TASK DIRECTIONS> Every line with the word "icon" in it should be extracted from the data that follows.

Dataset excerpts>
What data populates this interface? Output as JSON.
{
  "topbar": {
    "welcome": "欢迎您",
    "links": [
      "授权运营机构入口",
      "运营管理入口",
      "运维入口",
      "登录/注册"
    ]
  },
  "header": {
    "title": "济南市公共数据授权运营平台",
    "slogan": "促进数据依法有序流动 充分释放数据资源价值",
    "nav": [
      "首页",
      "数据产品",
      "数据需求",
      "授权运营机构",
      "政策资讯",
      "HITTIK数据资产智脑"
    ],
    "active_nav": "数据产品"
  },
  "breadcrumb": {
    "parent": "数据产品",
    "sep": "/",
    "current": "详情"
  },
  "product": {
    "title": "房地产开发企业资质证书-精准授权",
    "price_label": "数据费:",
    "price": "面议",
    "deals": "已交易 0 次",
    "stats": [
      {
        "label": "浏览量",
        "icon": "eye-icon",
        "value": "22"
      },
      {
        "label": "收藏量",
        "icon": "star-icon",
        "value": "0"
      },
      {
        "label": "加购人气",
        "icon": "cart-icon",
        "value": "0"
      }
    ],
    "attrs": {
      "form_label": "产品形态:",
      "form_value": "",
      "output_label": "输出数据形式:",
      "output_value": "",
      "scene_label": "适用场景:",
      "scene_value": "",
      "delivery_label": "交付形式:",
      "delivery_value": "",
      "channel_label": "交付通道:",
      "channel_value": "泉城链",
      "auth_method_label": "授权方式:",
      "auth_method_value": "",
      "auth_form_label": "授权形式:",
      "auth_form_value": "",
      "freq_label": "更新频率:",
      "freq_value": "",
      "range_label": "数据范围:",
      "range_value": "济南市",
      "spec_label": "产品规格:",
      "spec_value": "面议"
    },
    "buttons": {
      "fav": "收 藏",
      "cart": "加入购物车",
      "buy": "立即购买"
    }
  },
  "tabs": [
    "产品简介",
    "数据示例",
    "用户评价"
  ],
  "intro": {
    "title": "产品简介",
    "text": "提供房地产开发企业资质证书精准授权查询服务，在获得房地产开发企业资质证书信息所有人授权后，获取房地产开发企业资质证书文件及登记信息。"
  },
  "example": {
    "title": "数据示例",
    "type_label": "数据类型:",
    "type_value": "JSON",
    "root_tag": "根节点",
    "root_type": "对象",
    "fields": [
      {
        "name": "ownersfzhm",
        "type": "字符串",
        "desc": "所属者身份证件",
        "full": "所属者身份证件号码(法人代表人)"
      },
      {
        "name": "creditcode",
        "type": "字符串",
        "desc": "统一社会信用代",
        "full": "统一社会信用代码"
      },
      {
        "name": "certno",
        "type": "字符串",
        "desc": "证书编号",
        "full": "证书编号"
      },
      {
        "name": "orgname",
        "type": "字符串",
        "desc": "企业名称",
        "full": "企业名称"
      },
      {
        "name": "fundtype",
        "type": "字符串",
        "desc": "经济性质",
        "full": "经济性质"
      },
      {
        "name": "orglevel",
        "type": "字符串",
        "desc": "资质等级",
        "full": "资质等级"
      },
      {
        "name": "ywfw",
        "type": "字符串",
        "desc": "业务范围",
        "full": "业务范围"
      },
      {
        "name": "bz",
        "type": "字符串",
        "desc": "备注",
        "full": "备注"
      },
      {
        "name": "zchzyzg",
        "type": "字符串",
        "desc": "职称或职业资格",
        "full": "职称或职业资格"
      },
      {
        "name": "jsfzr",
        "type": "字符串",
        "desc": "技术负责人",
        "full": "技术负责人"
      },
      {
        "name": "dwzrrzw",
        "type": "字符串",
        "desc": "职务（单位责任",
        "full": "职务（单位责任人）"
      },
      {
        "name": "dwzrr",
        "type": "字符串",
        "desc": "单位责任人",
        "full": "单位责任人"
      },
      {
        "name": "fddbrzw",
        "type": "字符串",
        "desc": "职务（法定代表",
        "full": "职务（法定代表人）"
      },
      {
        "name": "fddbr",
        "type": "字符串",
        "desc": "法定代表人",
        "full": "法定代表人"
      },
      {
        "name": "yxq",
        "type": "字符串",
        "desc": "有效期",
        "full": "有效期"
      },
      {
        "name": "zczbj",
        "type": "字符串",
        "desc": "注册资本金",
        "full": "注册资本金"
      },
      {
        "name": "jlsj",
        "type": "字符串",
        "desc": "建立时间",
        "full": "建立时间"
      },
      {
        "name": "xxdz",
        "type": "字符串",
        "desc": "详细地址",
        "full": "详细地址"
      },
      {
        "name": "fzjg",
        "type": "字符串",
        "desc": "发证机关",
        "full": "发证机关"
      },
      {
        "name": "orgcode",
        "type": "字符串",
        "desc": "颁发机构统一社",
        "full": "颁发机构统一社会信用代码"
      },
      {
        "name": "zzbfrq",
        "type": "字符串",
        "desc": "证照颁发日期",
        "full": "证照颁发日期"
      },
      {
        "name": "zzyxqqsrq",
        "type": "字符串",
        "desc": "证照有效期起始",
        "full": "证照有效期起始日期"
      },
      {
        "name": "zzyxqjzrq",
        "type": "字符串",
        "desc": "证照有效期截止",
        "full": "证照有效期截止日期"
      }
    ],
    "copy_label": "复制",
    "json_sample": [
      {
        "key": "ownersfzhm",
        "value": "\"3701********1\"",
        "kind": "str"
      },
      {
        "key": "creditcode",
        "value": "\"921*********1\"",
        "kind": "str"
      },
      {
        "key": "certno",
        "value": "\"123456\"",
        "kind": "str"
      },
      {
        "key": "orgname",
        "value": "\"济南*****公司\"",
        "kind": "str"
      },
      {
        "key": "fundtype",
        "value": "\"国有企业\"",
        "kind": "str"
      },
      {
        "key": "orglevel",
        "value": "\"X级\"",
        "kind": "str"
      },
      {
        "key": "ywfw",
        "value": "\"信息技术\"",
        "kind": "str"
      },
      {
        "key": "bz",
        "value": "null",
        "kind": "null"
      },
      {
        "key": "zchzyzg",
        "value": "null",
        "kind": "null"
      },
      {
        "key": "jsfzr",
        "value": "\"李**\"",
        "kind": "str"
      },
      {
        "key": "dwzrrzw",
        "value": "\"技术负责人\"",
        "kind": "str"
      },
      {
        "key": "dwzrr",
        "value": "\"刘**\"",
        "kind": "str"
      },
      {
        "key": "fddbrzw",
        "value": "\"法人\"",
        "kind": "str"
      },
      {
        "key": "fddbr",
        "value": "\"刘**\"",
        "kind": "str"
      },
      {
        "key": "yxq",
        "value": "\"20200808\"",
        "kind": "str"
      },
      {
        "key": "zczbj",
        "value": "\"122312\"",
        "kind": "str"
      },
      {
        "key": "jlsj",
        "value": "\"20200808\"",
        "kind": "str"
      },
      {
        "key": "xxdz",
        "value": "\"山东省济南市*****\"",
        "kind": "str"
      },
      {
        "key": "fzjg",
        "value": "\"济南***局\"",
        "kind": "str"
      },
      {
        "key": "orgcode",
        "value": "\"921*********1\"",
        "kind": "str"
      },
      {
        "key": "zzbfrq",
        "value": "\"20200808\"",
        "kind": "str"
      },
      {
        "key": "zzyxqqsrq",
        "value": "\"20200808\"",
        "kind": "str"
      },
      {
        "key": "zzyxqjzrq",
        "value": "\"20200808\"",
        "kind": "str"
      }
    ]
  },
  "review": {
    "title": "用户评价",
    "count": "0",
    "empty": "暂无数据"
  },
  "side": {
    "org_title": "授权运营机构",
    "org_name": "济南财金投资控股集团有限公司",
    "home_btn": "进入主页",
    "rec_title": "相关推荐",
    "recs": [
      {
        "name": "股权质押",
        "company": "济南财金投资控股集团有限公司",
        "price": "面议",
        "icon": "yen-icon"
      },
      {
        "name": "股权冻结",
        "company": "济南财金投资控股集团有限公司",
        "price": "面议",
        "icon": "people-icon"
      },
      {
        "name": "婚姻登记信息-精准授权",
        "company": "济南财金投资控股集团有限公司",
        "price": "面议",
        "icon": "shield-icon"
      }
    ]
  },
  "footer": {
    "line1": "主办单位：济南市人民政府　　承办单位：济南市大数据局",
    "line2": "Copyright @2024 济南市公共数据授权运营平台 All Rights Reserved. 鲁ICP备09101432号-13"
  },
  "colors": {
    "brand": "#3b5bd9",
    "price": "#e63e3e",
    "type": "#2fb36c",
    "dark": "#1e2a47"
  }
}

FINAL ANSWER>
        "icon": "eye-icon",
        "icon": "star-icon",
        "icon": "cart-icon",
        "icon": "yen-icon"
        "icon": "people-icon"
        "icon": "shield-icon"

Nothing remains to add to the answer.